What you need to do
These records are to be written out exactly as they read, minus the pictures.

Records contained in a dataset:
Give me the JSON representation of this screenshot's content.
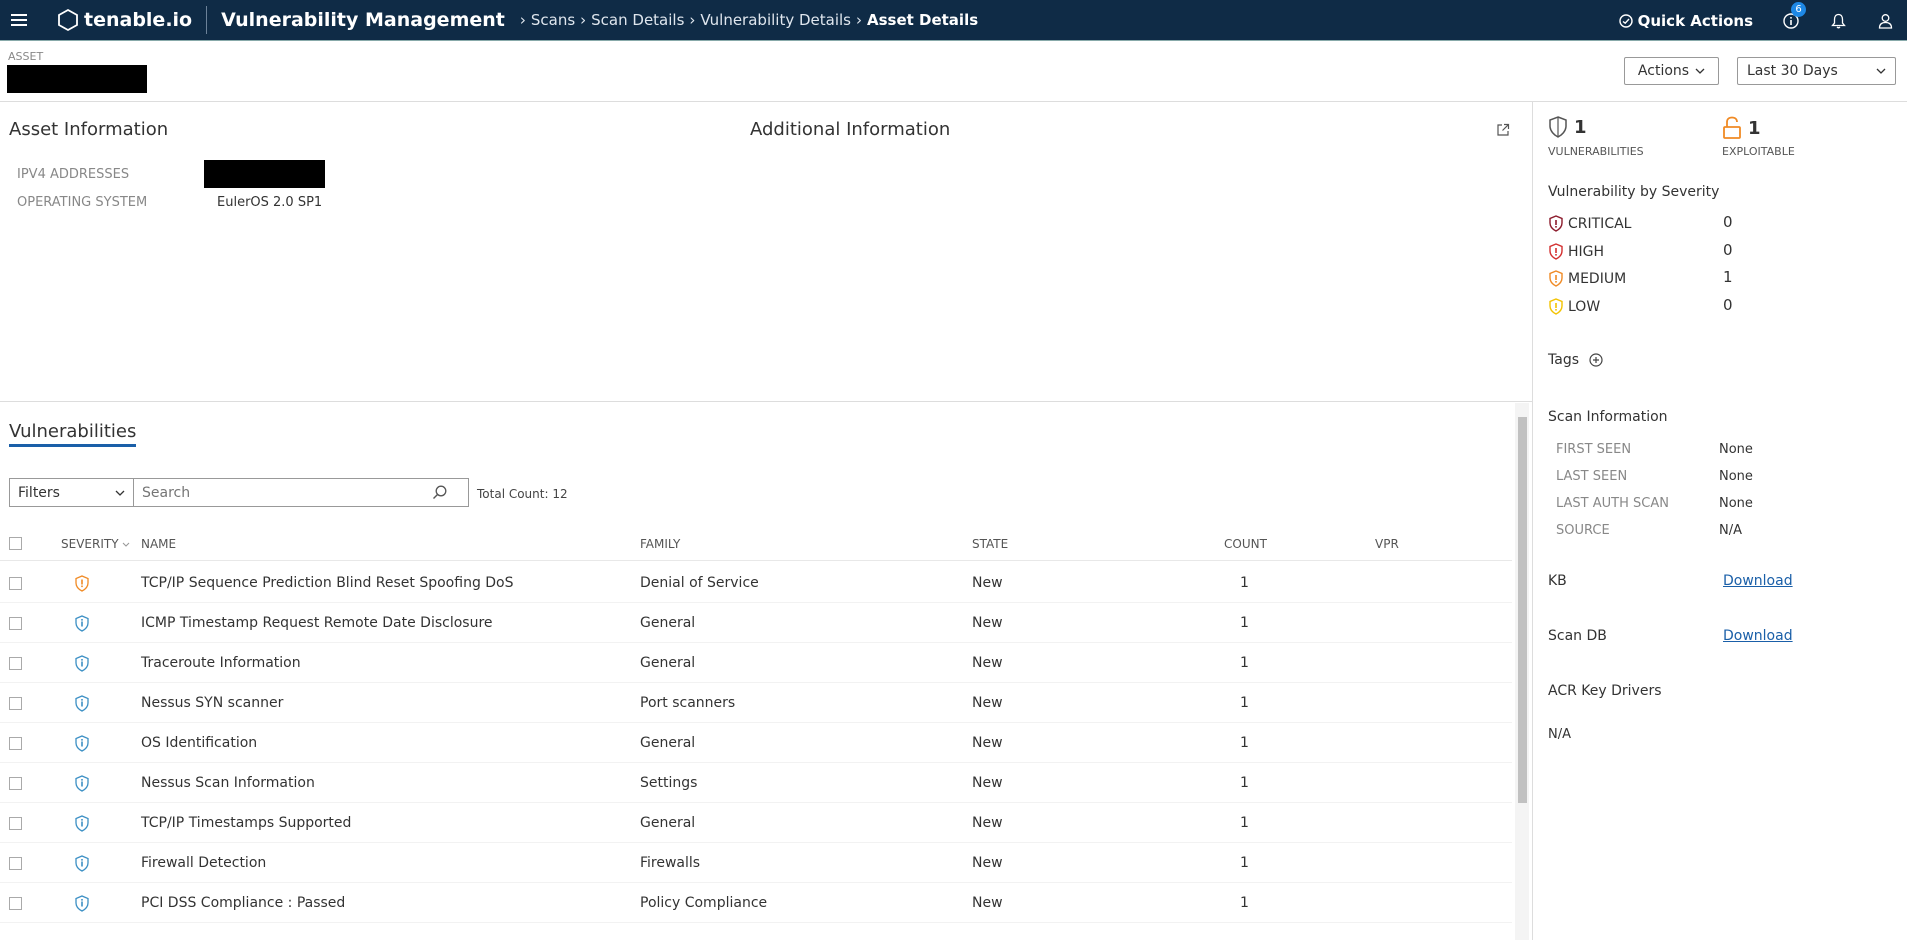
{
  "topbar": {
    "logo": "tenable.io",
    "title": "Vulnerability Management",
    "breadcrumbs": [
      "Scans",
      "Scan Details",
      "Vulnerability Details",
      "Asset Details"
    ],
    "quick_actions": "Quick Actions",
    "notification_count": "6"
  },
  "asset": {
    "label": "ASSET",
    "actions_label": "Actions",
    "date_range": "Last 30 Days"
  },
  "asset_info": {
    "title": "Asset Information",
    "fields": [
      {
        "label": "IPV4 ADDRESSES",
        "value": ""
      },
      {
        "label": "OPERATING SYSTEM",
        "value": "EulerOS 2.0 SP1"
      }
    ]
  },
  "additional_info": {
    "title": "Additional Information"
  },
  "sidebar": {
    "vulnerabilities_count": "1",
    "vulnerabilities_label": "VULNERABILITIES",
    "exploitable_count": "1",
    "exploitable_label": "EXPLOITABLE",
    "by_severity_title": "Vulnerability by Severity",
    "severities": [
      {
        "label": "CRITICAL",
        "count": "0",
        "color": "#8b1a2b"
      },
      {
        "label": "HIGH",
        "count": "0",
        "color": "#d32f2f"
      },
      {
        "label": "MEDIUM",
        "count": "1",
        "color": "#f08a24"
      },
      {
        "label": "LOW",
        "count": "0",
        "color": "#f3c300"
      }
    ],
    "tags_title": "Tags",
    "scan_info_title": "Scan Information",
    "scan_info": [
      {
        "label": "FIRST SEEN",
        "value": "None"
      },
      {
        "label": "LAST SEEN",
        "value": "None"
      },
      {
        "label": "LAST AUTH SCAN",
        "value": "None"
      },
      {
        "label": "SOURCE",
        "value": "N/A"
      }
    ],
    "kb_label": "KB",
    "kb_link": "Download",
    "scandb_label": "Scan DB",
    "scandb_link": "Download",
    "acr_title": "ACR Key Drivers",
    "acr_value": "N/A"
  },
  "vulnerabilities": {
    "tab_label": "Vulnerabilities",
    "filters_label": "Filters",
    "search_placeholder": "Search",
    "total_count": "Total Count: 12",
    "columns": {
      "severity": "SEVERITY",
      "name": "NAME",
      "family": "FAMILY",
      "state": "STATE",
      "count": "COUNT",
      "vpr": "VPR"
    },
    "rows": [
      {
        "severity": "medium",
        "name": "TCP/IP Sequence Prediction Blind Reset Spoofing DoS",
        "family": "Denial of Service",
        "state": "New",
        "count": "1"
      },
      {
        "severity": "info",
        "name": "ICMP Timestamp Request Remote Date Disclosure",
        "family": "General",
        "state": "New",
        "count": "1"
      },
      {
        "severity": "info",
        "name": "Traceroute Information",
        "family": "General",
        "state": "New",
        "count": "1"
      },
      {
        "severity": "info",
        "name": "Nessus SYN scanner",
        "family": "Port scanners",
        "state": "New",
        "count": "1"
      },
      {
        "severity": "info",
        "name": "OS Identification",
        "family": "General",
        "state": "New",
        "count": "1"
      },
      {
        "severity": "info",
        "name": "Nessus Scan Information",
        "family": "Settings",
        "state": "New",
        "count": "1"
      },
      {
        "severity": "info",
        "name": "TCP/IP Timestamps Supported",
        "family": "General",
        "state": "New",
        "count": "1"
      },
      {
        "severity": "info",
        "name": "Firewall Detection",
        "family": "Firewalls",
        "state": "New",
        "count": "1"
      },
      {
        "severity": "info",
        "name": "PCI DSS Compliance : Passed",
        "family": "Policy Compliance",
        "state": "New",
        "count": "1"
      }
    ]
  },
  "colors": {
    "topbar_bg": "#0f2b46",
    "accent": "#1a5fa8",
    "medium": "#f08a24",
    "info": "#3b8fc4"
  }
}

Exercise response
Give me the JSON representation of this screenshot's content.
{
  "topbar": {
    "logo": "tenable.io",
    "title": "Vulnerability Management",
    "breadcrumbs": [
      "Scans",
      "Scan Details",
      "Vulnerability Details",
      "Asset Details"
    ],
    "quick_actions": "Quick Actions",
    "notification_count": "6"
  },
  "asset": {
    "label": "ASSET",
    "actions_label": "Actions",
    "date_range": "Last 30 Days"
  },
  "asset_info": {
    "title": "Asset Information",
    "fields": [
      {
        "label": "IPV4 ADDRESSES",
        "value": ""
      },
      {
        "label": "OPERATING SYSTEM",
        "value": "EulerOS 2.0 SP1"
      }
    ]
  },
  "additional_info": {
    "title": "Additional Information"
  },
  "sidebar": {
    "vulnerabilities_count": "1",
    "vulnerabilities_label": "VULNERABILITIES",
    "exploitable_count": "1",
    "exploitable_label": "EXPLOITABLE",
    "by_severity_title": "Vulnerability by Severity",
    "severities": [
      {
        "label": "CRITICAL",
        "count": "0",
        "color": "#8b1a2b"
      },
      {
        "label": "HIGH",
        "count": "0",
        "color": "#d32f2f"
      },
      {
        "label": "MEDIUM",
        "count": "1",
        "color": "#f08a24"
      },
      {
        "label": "LOW",
        "count": "0",
        "color": "#f3c300"
      }
    ],
    "tags_title": "Tags",
    "scan_info_title": "Scan Information",
    "scan_info": [
      {
        "label": "FIRST SEEN",
        "value": "None"
      },
      {
        "label": "LAST SEEN",
        "value": "None"
      },
      {
        "label": "LAST AUTH SCAN",
        "value": "None"
      },
      {
        "label": "SOURCE",
        "value": "N/A"
      }
    ],
    "kb_label": "KB",
    "kb_link": "Download",
    "scandb_label": "Scan DB",
    "scandb_link": "Download",
    "acr_title": "ACR Key Drivers",
    "acr_value": "N/A"
  },
  "vulnerabilities": {
    "tab_label": "Vulnerabilities",
    "filters_label": "Filters",
    "search_placeholder": "Search",
    "total_count": "Total Count: 12",
    "columns": {
      "severity": "SEVERITY",
      "name": "NAME",
      "family": "FAMILY",
      "state": "STATE",
      "count": "COUNT",
      "vpr": "VPR"
    },
    "rows": [
      {
        "severity": "medium",
        "name": "TCP/IP Sequence Prediction Blind Reset Spoofing DoS",
        "family": "Denial of Service",
        "state": "New",
        "count": "1"
      },
      {
        "severity": "info",
        "name": "ICMP Timestamp Request Remote Date Disclosure",
        "family": "General",
        "state": "New",
        "count": "1"
      },
      {
        "severity": "info",
        "name": "Traceroute Information",
        "family": "General",
        "state": "New",
        "count": "1"
      },
      {
        "severity": "info",
        "name": "Nessus SYN scanner",
        "family": "Port scanners",
        "state": "New",
        "count": "1"
      },
      {
        "severity": "info",
        "name": "OS Identification",
        "family": "General",
        "state": "New",
        "count": "1"
      },
      {
        "severity": "info",
        "name": "Nessus Scan Information",
        "family": "Settings",
        "state": "New",
        "count": "1"
      },
      {
        "severity": "info",
        "name": "TCP/IP Timestamps Supported",
        "family": "General",
        "state": "New",
        "count": "1"
      },
      {
        "severity": "info",
        "name": "Firewall Detection",
        "family": "Firewalls",
        "state": "New",
        "count": "1"
      },
      {
        "severity": "info",
        "name": "PCI DSS Compliance : Passed",
        "family": "Policy Compliance",
        "state": "New",
        "count": "1"
      }
    ]
  },
  "colors": {
    "topbar_bg": "#0f2b46",
    "accent": "#1a5fa8",
    "medium": "#f08a24",
    "info": "#3b8fc4"
  }
}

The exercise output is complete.